(Dataset rows for apps and sites)
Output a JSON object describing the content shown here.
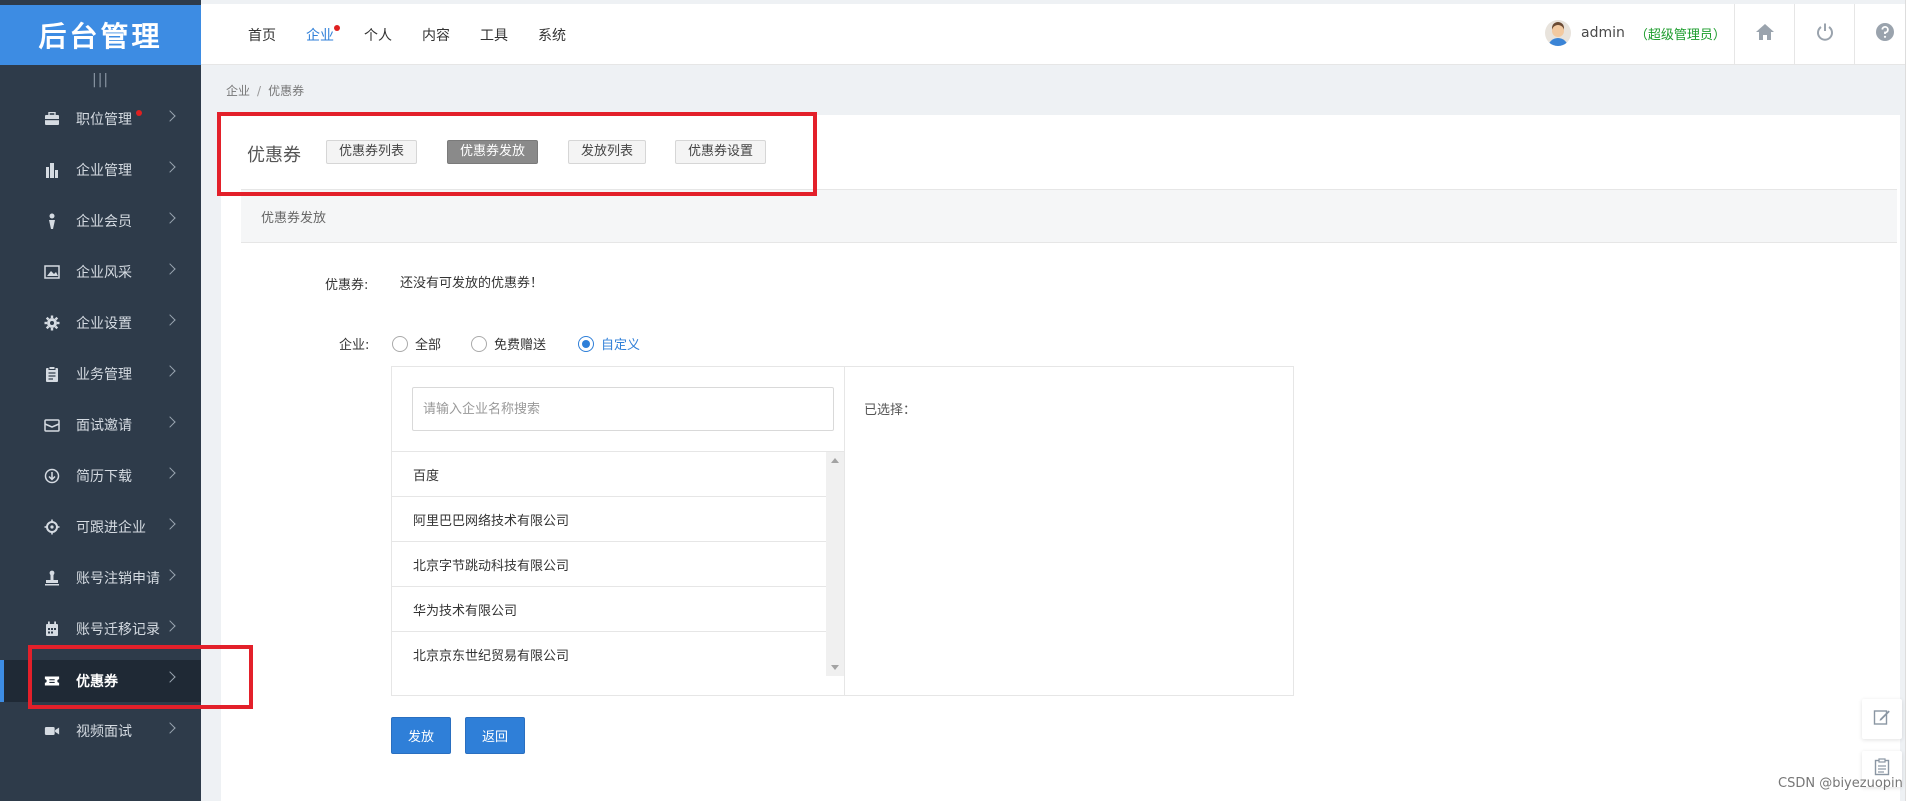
{
  "logo": "后台管理",
  "top_nav": [
    {
      "label": "首页"
    },
    {
      "label": "企业"
    },
    {
      "label": "个人"
    },
    {
      "label": "内容"
    },
    {
      "label": "工具"
    },
    {
      "label": "系统"
    }
  ],
  "user": {
    "name": "admin",
    "role": "（超级管理员）"
  },
  "sidebar": {
    "collapse_icon": "|||",
    "items": [
      {
        "label": "职位管理",
        "icon": "briefcase-icon"
      },
      {
        "label": "企业管理",
        "icon": "building-icon"
      },
      {
        "label": "企业会员",
        "icon": "member-icon"
      },
      {
        "label": "企业风采",
        "icon": "image-icon"
      },
      {
        "label": "企业设置",
        "icon": "gear-icon"
      },
      {
        "label": "业务管理",
        "icon": "clipboard-icon"
      },
      {
        "label": "面试邀请",
        "icon": "envelope-icon"
      },
      {
        "label": "简历下载",
        "icon": "download-icon"
      },
      {
        "label": "可跟进企业",
        "icon": "target-icon"
      },
      {
        "label": "账号注销申请",
        "icon": "stamp-icon"
      },
      {
        "label": "账号迁移记录",
        "icon": "calendar-icon"
      },
      {
        "label": "优惠券",
        "icon": "ticket-icon"
      },
      {
        "label": "视频面试",
        "icon": "video-icon"
      }
    ]
  },
  "breadcrumb": {
    "parent": "企业",
    "separator": "/",
    "current": "优惠券"
  },
  "page": {
    "title": "优惠券",
    "tabs": [
      {
        "label": "优惠券列表"
      },
      {
        "label": "优惠券发放"
      },
      {
        "label": "发放列表"
      },
      {
        "label": "优惠券设置"
      }
    ],
    "section_title": "优惠券发放"
  },
  "form": {
    "coupon_label": "优惠券:",
    "coupon_value": "还没有可发放的优惠券！",
    "company_label": "企业:",
    "radio_options": [
      {
        "label": "全部"
      },
      {
        "label": "免费赠送"
      },
      {
        "label": "自定义"
      }
    ],
    "selected_option": "自定义",
    "search_placeholder": "请输入企业名称搜索",
    "companies": [
      "百度",
      "阿里巴巴网络技术有限公司",
      "北京字节跳动科技有限公司",
      "华为技术有限公司",
      "北京京东世纪贸易有限公司"
    ],
    "selected_label": "已选择：",
    "submit_label": "发放",
    "back_label": "返回"
  },
  "watermark": "CSDN @biyezuopin",
  "colors": {
    "sidebar": "#2e3b4a",
    "logo": "#3d8ce3",
    "primary": "#2f7fd8",
    "role": "#1c9c2c",
    "highlight": "#e3202a"
  }
}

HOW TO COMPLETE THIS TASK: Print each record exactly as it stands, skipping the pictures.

TASK RESPONSE:
Output a JSON object describing the content shown here.
{
  "logo": "后台管理",
  "top_nav": [
    {
      "label": "首页"
    },
    {
      "label": "企业"
    },
    {
      "label": "个人"
    },
    {
      "label": "内容"
    },
    {
      "label": "工具"
    },
    {
      "label": "系统"
    }
  ],
  "user": {
    "name": "admin",
    "role": "（超级管理员）"
  },
  "sidebar": {
    "collapse_icon": "|||",
    "items": [
      {
        "label": "职位管理",
        "icon": "briefcase-icon"
      },
      {
        "label": "企业管理",
        "icon": "building-icon"
      },
      {
        "label": "企业会员",
        "icon": "member-icon"
      },
      {
        "label": "企业风采",
        "icon": "image-icon"
      },
      {
        "label": "企业设置",
        "icon": "gear-icon"
      },
      {
        "label": "业务管理",
        "icon": "clipboard-icon"
      },
      {
        "label": "面试邀请",
        "icon": "envelope-icon"
      },
      {
        "label": "简历下载",
        "icon": "download-icon"
      },
      {
        "label": "可跟进企业",
        "icon": "target-icon"
      },
      {
        "label": "账号注销申请",
        "icon": "stamp-icon"
      },
      {
        "label": "账号迁移记录",
        "icon": "calendar-icon"
      },
      {
        "label": "优惠券",
        "icon": "ticket-icon"
      },
      {
        "label": "视频面试",
        "icon": "video-icon"
      }
    ]
  },
  "breadcrumb": {
    "parent": "企业",
    "separator": "/",
    "current": "优惠券"
  },
  "page": {
    "title": "优惠券",
    "tabs": [
      {
        "label": "优惠券列表"
      },
      {
        "label": "优惠券发放"
      },
      {
        "label": "发放列表"
      },
      {
        "label": "优惠券设置"
      }
    ],
    "section_title": "优惠券发放"
  },
  "form": {
    "coupon_label": "优惠券:",
    "coupon_value": "还没有可发放的优惠券！",
    "company_label": "企业:",
    "radio_options": [
      {
        "label": "全部"
      },
      {
        "label": "免费赠送"
      },
      {
        "label": "自定义"
      }
    ],
    "selected_option": "自定义",
    "search_placeholder": "请输入企业名称搜索",
    "companies": [
      "百度",
      "阿里巴巴网络技术有限公司",
      "北京字节跳动科技有限公司",
      "华为技术有限公司",
      "北京京东世纪贸易有限公司"
    ],
    "selected_label": "已选择：",
    "submit_label": "发放",
    "back_label": "返回"
  },
  "watermark": "CSDN @biyezuopin",
  "colors": {
    "sidebar": "#2e3b4a",
    "logo": "#3d8ce3",
    "primary": "#2f7fd8",
    "role": "#1c9c2c",
    "highlight": "#e3202a"
  }
}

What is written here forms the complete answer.